(App and web page records)
----------
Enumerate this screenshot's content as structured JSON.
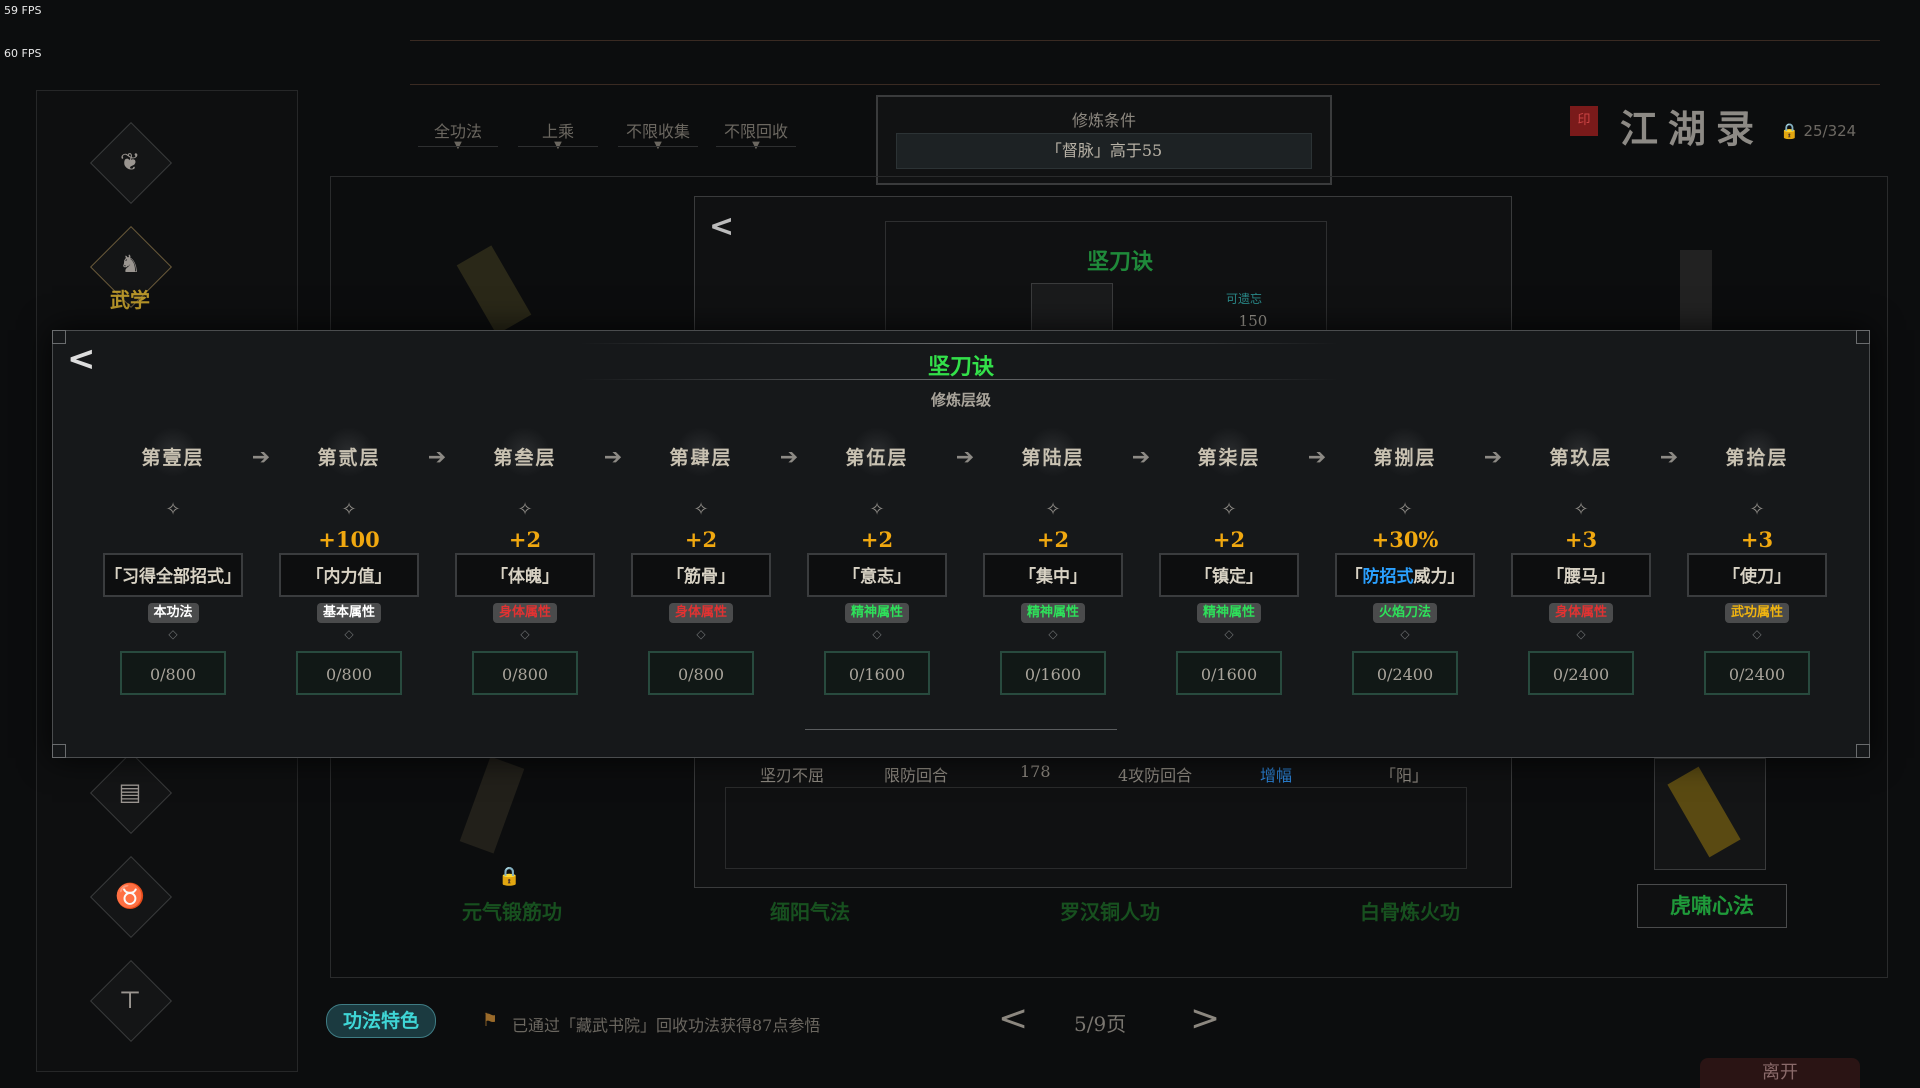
{
  "fps": [
    "59 FPS",
    "60 FPS"
  ],
  "sidebar": {
    "items": [
      {
        "icon": "beast-icon",
        "label": ""
      },
      {
        "icon": "martial-arts-icon",
        "label": "武学"
      },
      {
        "icon": "book-icon",
        "label": ""
      },
      {
        "icon": "pet-icon",
        "label": ""
      },
      {
        "icon": "clothing-icon",
        "label": ""
      }
    ]
  },
  "filters": [
    "全功法",
    "上乘",
    "不限收集",
    "不限回收"
  ],
  "condition": {
    "title": "修炼条件",
    "value": "「督脉」高于55"
  },
  "book": {
    "title": "江湖录",
    "seal": "印",
    "count": "25/324"
  },
  "background_panel": {
    "skill_name": "坚刀诀",
    "forget_label": "可遗忘",
    "forget_value": "150",
    "row": [
      "坚刃不屈",
      "限防回合",
      "178",
      "4攻防回合",
      "增幅",
      "「阳」"
    ],
    "skills": [
      "元气锻筋功",
      "缅阳气法",
      "罗汉铜人功",
      "白骨炼火功"
    ],
    "highlight_skill": "虎啸心法"
  },
  "bottom": {
    "feature_button": "功法特色",
    "notice": "已通过「藏武书院」回收功法获得87点参悟",
    "page": "5/9页",
    "prev": "<",
    "next": ">",
    "leave_button": "离开"
  },
  "modal": {
    "title": "坚刀诀",
    "subtitle": "修炼层级",
    "back": "<",
    "layers": [
      {
        "name": "第壹层",
        "bonus": "",
        "attr": "「习得全部招式」",
        "tag": "本功法",
        "tag_color": "white",
        "progress": "0/800"
      },
      {
        "name": "第贰层",
        "bonus": "+100",
        "attr": "「内力值」",
        "tag": "基本属性",
        "tag_color": "white",
        "progress": "0/800"
      },
      {
        "name": "第叁层",
        "bonus": "+2",
        "attr": "「体魄」",
        "tag": "身体属性",
        "tag_color": "red",
        "progress": "0/800"
      },
      {
        "name": "第肆层",
        "bonus": "+2",
        "attr": "「筋骨」",
        "tag": "身体属性",
        "tag_color": "red",
        "progress": "0/800"
      },
      {
        "name": "第伍层",
        "bonus": "+2",
        "attr": "「意志」",
        "tag": "精神属性",
        "tag_color": "green",
        "progress": "0/1600"
      },
      {
        "name": "第陆层",
        "bonus": "+2",
        "attr": "「集中」",
        "tag": "精神属性",
        "tag_color": "green",
        "progress": "0/1600"
      },
      {
        "name": "第柒层",
        "bonus": "+2",
        "attr": "「镇定」",
        "tag": "精神属性",
        "tag_color": "green",
        "progress": "0/1600"
      },
      {
        "name": "第捌层",
        "bonus": "+30%",
        "attr_pre": "「",
        "attr_blue": "防招式",
        "attr_post": "威力」",
        "attr": "「防招式威力」",
        "tag": "火焰刀法",
        "tag_color": "green",
        "progress": "0/2400"
      },
      {
        "name": "第玖层",
        "bonus": "+3",
        "attr": "「腰马」",
        "tag": "身体属性",
        "tag_color": "red",
        "progress": "0/2400"
      },
      {
        "name": "第拾层",
        "bonus": "+3",
        "attr": "「使刀」",
        "tag": "武功属性",
        "tag_color": "yellow",
        "progress": "0/2400"
      }
    ]
  }
}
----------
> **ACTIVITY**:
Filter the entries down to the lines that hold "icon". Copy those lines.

> **PROBLEM SOLUTION**:
        "icon": "beast-icon",
        "icon": "martial-arts-icon",
        "icon": "book-icon",
        "icon": "pet-icon",
        "icon": "clothing-icon",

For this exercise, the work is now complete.